_Stored dataset items_:
——————————

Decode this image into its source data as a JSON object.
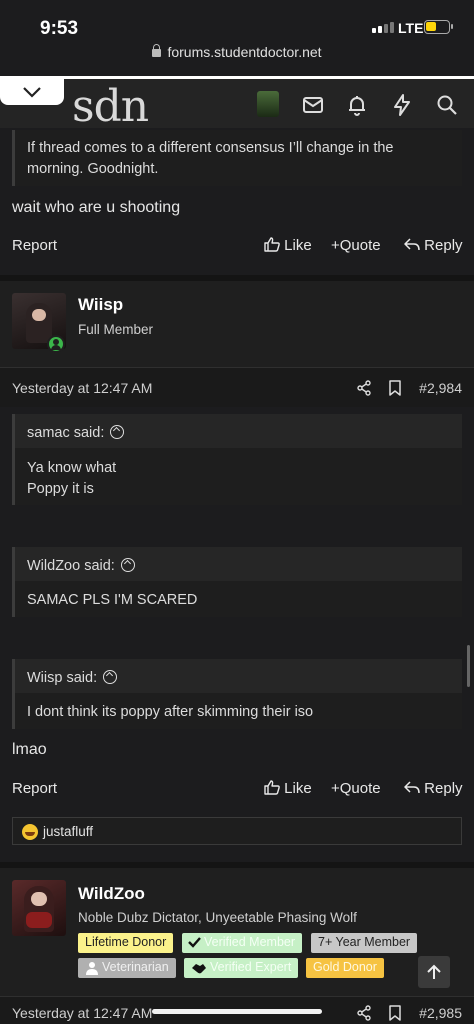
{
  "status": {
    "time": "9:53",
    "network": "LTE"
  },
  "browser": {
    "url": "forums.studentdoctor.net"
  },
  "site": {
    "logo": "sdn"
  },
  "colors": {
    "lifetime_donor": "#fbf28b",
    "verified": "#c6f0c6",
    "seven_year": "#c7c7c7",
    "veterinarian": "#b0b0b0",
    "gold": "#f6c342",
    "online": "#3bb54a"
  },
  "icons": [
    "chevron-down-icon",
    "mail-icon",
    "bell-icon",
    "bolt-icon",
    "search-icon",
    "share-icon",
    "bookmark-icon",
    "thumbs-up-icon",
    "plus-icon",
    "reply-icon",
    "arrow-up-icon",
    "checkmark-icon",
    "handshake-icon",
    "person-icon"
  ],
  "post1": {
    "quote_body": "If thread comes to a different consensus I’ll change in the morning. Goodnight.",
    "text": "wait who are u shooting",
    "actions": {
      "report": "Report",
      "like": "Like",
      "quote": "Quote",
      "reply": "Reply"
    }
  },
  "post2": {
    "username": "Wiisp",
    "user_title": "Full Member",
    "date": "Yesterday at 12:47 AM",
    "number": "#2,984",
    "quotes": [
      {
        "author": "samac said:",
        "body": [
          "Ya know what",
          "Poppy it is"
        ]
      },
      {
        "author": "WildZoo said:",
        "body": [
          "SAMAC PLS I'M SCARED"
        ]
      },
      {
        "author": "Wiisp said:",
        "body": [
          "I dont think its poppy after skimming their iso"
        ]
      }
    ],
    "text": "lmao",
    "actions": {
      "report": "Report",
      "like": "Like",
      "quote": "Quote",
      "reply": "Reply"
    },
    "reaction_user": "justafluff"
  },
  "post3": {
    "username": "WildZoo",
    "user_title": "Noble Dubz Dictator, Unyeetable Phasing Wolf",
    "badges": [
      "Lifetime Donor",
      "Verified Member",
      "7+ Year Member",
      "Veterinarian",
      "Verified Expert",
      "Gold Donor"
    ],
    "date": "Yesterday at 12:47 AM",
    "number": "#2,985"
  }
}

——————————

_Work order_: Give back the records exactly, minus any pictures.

_Task solution_:
Decode this image into its source data as a JSON object.
{
  "status": {
    "time": "9:53",
    "network": "LTE"
  },
  "browser": {
    "url": "forums.studentdoctor.net"
  },
  "site": {
    "logo": "sdn"
  },
  "colors": {
    "lifetime_donor": "#fbf28b",
    "verified": "#c6f0c6",
    "seven_year": "#c7c7c7",
    "veterinarian": "#b0b0b0",
    "gold": "#f6c342",
    "online": "#3bb54a"
  },
  "icons": [
    "chevron-down-icon",
    "mail-icon",
    "bell-icon",
    "bolt-icon",
    "search-icon",
    "share-icon",
    "bookmark-icon",
    "thumbs-up-icon",
    "plus-icon",
    "reply-icon",
    "arrow-up-icon",
    "checkmark-icon",
    "handshake-icon",
    "person-icon"
  ],
  "post1": {
    "quote_body": "If thread comes to a different consensus I’ll change in the morning. Goodnight.",
    "text": "wait who are u shooting",
    "actions": {
      "report": "Report",
      "like": "Like",
      "quote": "Quote",
      "reply": "Reply"
    }
  },
  "post2": {
    "username": "Wiisp",
    "user_title": "Full Member",
    "date": "Yesterday at 12:47 AM",
    "number": "#2,984",
    "quotes": [
      {
        "author": "samac said:",
        "body": [
          "Ya know what",
          "Poppy it is"
        ]
      },
      {
        "author": "WildZoo said:",
        "body": [
          "SAMAC PLS I'M SCARED"
        ]
      },
      {
        "author": "Wiisp said:",
        "body": [
          "I dont think its poppy after skimming their iso"
        ]
      }
    ],
    "text": "lmao",
    "actions": {
      "report": "Report",
      "like": "Like",
      "quote": "Quote",
      "reply": "Reply"
    },
    "reaction_user": "justafluff"
  },
  "post3": {
    "username": "WildZoo",
    "user_title": "Noble Dubz Dictator, Unyeetable Phasing Wolf",
    "badges": [
      "Lifetime Donor",
      "Verified Member",
      "7+ Year Member",
      "Veterinarian",
      "Verified Expert",
      "Gold Donor"
    ],
    "date": "Yesterday at 12:47 AM",
    "number": "#2,985"
  }
}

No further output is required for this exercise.